Gaah. Trying to fix a bug in guidance didn’t work out (yet?), so I guess
I’d better call it a day, again.
The past days have been quite OK, last weekend Kim and I started building a new home for the
two chinchilla’s we share a flat with. That should increase the space that they can use
considerably. The biggest gain will be in the height, which more than doubles. They’re climbers, so
that’s a big plus.
Last night, I build a new kernel for my notebook. Took the 2.6.16 vanilla and patches it
with suspend2 to have faster and nicer suspend to disk.
Suspend to RAM is quite useless for this notebook since the battery is more or less dead. It loads
up to 18% which is just enough to change power sockets, but nothing you would trust offline for
longer than 5 minutes. The second patch I applied is Con Kolivas’ -ck patch which has a different
i/o scheduler as the default. This patch improves system responsiveness under (I/O) load
considerably, and given the slow harddisk, that’s more than noticeable. The fbsplash and vesafb-tng
patches add a nice splashscreen to the suspend-to-disk process, for which I’ve created my own
What buggers me about suspend2 though is that it’s not yet found its way into the
linux kernel. To explain that a bit, suspend2 has been developed out of tree, but is well tested,
documented, has an active maintainer (= one that doesn’t reply “send a patch” by default), supports
encryption and compression (doubling the speed of reading and writing the memory image) of the
suspend image, is much more stable in terms of freezing processes, supports writing the suspend
image to regular files and is much more configurable in general. Yet Pavel Machek refuses to even
consider working together with Nigel Cunningham to get suspend2 merged for the sake of happy users who just want a fast
and reliable suspend-to-disk implementation in Linux.
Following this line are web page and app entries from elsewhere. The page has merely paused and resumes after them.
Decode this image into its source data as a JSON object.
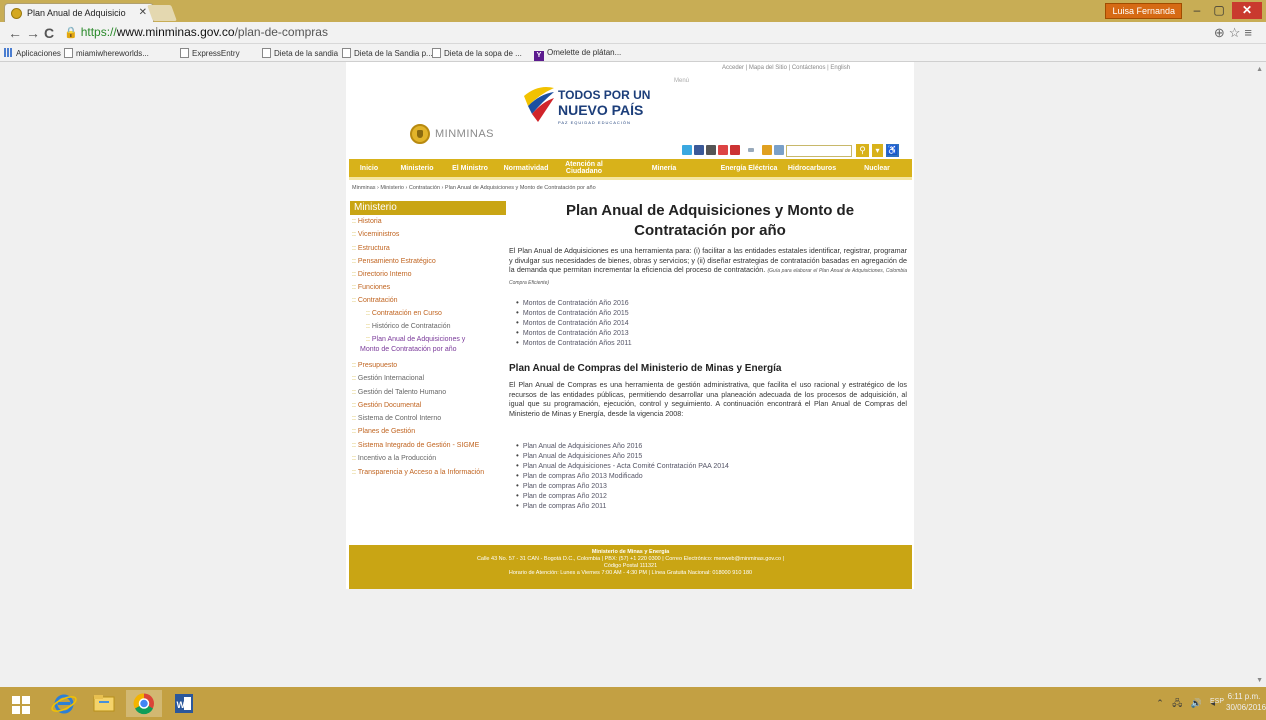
{
  "browser": {
    "tab_title": "Plan Anual de Adquisicio",
    "tab_close": "✕",
    "user_name": "Luisa Fernanda",
    "win_min": "–",
    "win_max": "▢",
    "win_close": "✕",
    "nav_back": "←",
    "nav_forward": "→",
    "nav_reload": "C",
    "url_scheme": "https://",
    "url_host": "www.minminas.gov.co",
    "url_path": "/plan-de-compras",
    "address_icons": "⊕☆≡",
    "bookmarks": [
      "Aplicaciones",
      "miamiwhereworlds...",
      "ExpressEntry",
      "Dieta de la sandia",
      "Dieta de la Sandia p...",
      "Dieta de la sopa de ...",
      "Omelette de plátan..."
    ]
  },
  "site": {
    "util_links": "Acceder  |  Mapa del Sitio  |  Contáctenos  |  English",
    "menu_label": "Menú",
    "logo_text": "MINMINAS",
    "slogan": {
      "line1": "TODOS POR UN",
      "line2": "NUEVO PAÍS",
      "line3": "PAZ  EQUIDAD  EDUCACIÓN"
    },
    "search_icon": "⚲",
    "chevron_icon": "▾",
    "access_icon": "♿",
    "nav": [
      "Inicio",
      "Ministerio",
      "El Ministro",
      "Normatividad",
      "Atención al Ciudadano",
      "Minería",
      "Energía Eléctrica",
      "Hidrocarburos",
      "Nuclear"
    ],
    "breadcrumb": "Minminas  ›  Ministerio  ›  Contratación  ›  Plan Anual de Adquisiciones y Monto de Contratación por año",
    "sidebar": {
      "header": "Ministerio",
      "bullet": "::",
      "items": [
        "Historia",
        "Viceministros",
        "Estructura",
        "Pensamiento Estratégico",
        "Directorio Interno",
        "Funciones",
        "Contratación",
        "Contratación en Curso",
        "Histórico de Contratación",
        "Plan Anual de Adquisiciones y",
        "Monto de Contratación por año",
        "Presupuesto",
        "Gestión Internacional",
        "Gestión del Talento Humano",
        "Gestión Documental",
        "Sistema de Control Interno",
        "Planes de Gestión",
        "Sistema Integrado de Gestión - SIGME",
        "Incentivo a la Producción",
        "Transparencia y Acceso a la Información"
      ]
    },
    "main": {
      "title": "Plan Anual de Adquisiciones y Monto de Contratación por año",
      "intro": "El Plan Anual de Adquisiciones es una herramienta para: (i) facilitar a las entidades estatales identificar, registrar, programar y divulgar sus necesidades de bienes, obras y servicios; y (ii) diseñar estrategias de contratación basadas en agregación de la demanda que permitan incrementar la eficiencia del proceso de contratación.",
      "intro_note": "(Guía para elaborar el Plan Anual de Adquisiciones, Colombia Compra Eficiente)",
      "bullet": "•",
      "montos": [
        "Montos de Contratación Año 2016",
        "Montos de Contratación Año 2015",
        "Montos de Contratación Año 2014",
        "Montos de Contratación Año 2013",
        "Montos de Contratación Años 2011"
      ],
      "subtitle": "Plan Anual de Compras del Ministerio de Minas y Energía",
      "compras_text": "El Plan Anual de Compras es una herramienta de gestión administrativa, que facilita el uso racional y estratégico de los recursos de las entidades públicas, permitiendo desarrollar una planeación adecuada de los procesos de adquisición, al igual que su programación, ejecución, control y seguimiento. A continuación encontrará el Plan Anual de Compras del Ministerio de Minas y Energía, desde la vigencia 2008:",
      "planes": [
        "Plan Anual de Adquisiciones Año 2016",
        "Plan Anual de Adquisiciones Año 2015",
        "Plan Anual de Adquisiciones - Acta Comité Contratación PAA 2014",
        "Plan de compras Año 2013 Modificado",
        "Plan de compras Año 2013",
        "Plan de compras Año 2012",
        "Plan de compras Año 2011"
      ]
    },
    "footer": {
      "line1": "Ministerio de Minas y Energía",
      "line2": "Calle 43 No. 57 - 31 CAN - Bogotá D.C., Colombia | PBX: (57) +1 220 0300 | Correo Electrónico: menweb@minminas.gov.co |",
      "line3": "Código Postal 111321",
      "line4": "Horario de Atención: Lunes a Viernes 7:00 AM - 4:30 PM | Línea Gratuita Nacional: 018000 910 180"
    }
  },
  "taskbar": {
    "tray": "⌃ 🖧 🔊 ◂",
    "lang": "ESP",
    "clock_time": "6:11 p.m.",
    "clock_date": "30/06/2016"
  },
  "colors": {
    "gold": "#d8b21a",
    "gold_dark": "#c9a514",
    "link_orange": "#c06420",
    "navy": "#1c3e7a"
  }
}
Nigel on the other hand has been helpful for
users for years, has done everything the kernel people asked to make the code mergeable. Pavel has
gotten a lot of criticism lately, not that that changed anything in his attitude. In november he
began realizing that the in-kernel swsusp isn’t all that scalable and that users demand more. So he
began writing swsusp from scratch in userspace(!), adding another one or two years until the
featureset of suspend2 is available to users who don’t want to patch their kernels. That pisses a
lot of people of. It’s time someone kicks that guy swiftly in the butt. I’ve been helping testing
suspend2 releases for about 3 years now, and the contrast between two developers just cannot be
bigger. Lately, Pavel seems to have won the battle of PM maintainers, Nigel announced that he’s given up trying to merge his
patches, but will maintain them as an out-of-tree patch. Sad. Well done, Pavel. Sigh, I’ll stop
ranting at this point, just wanted to raise awareness for that topic though.
Today, I started writing a paper which I plan to submit for FrOSCon. It’s about Guerilla Marketing and the approach we’re
taking in KDE. I’m also writing on an article for the german c’t magazine, which deals with KDE in
general, stuff like dcop, kio, a couple of desktop-wide concepts. In order to get a better idea what
the ‘improved workflow’ in plasma means, I asked Aaron if he could clear that up for me. He swiftly
called me and we had a nice and interesting phone call for about an hour. Thanks for taking the time
to explain that stuff, dude!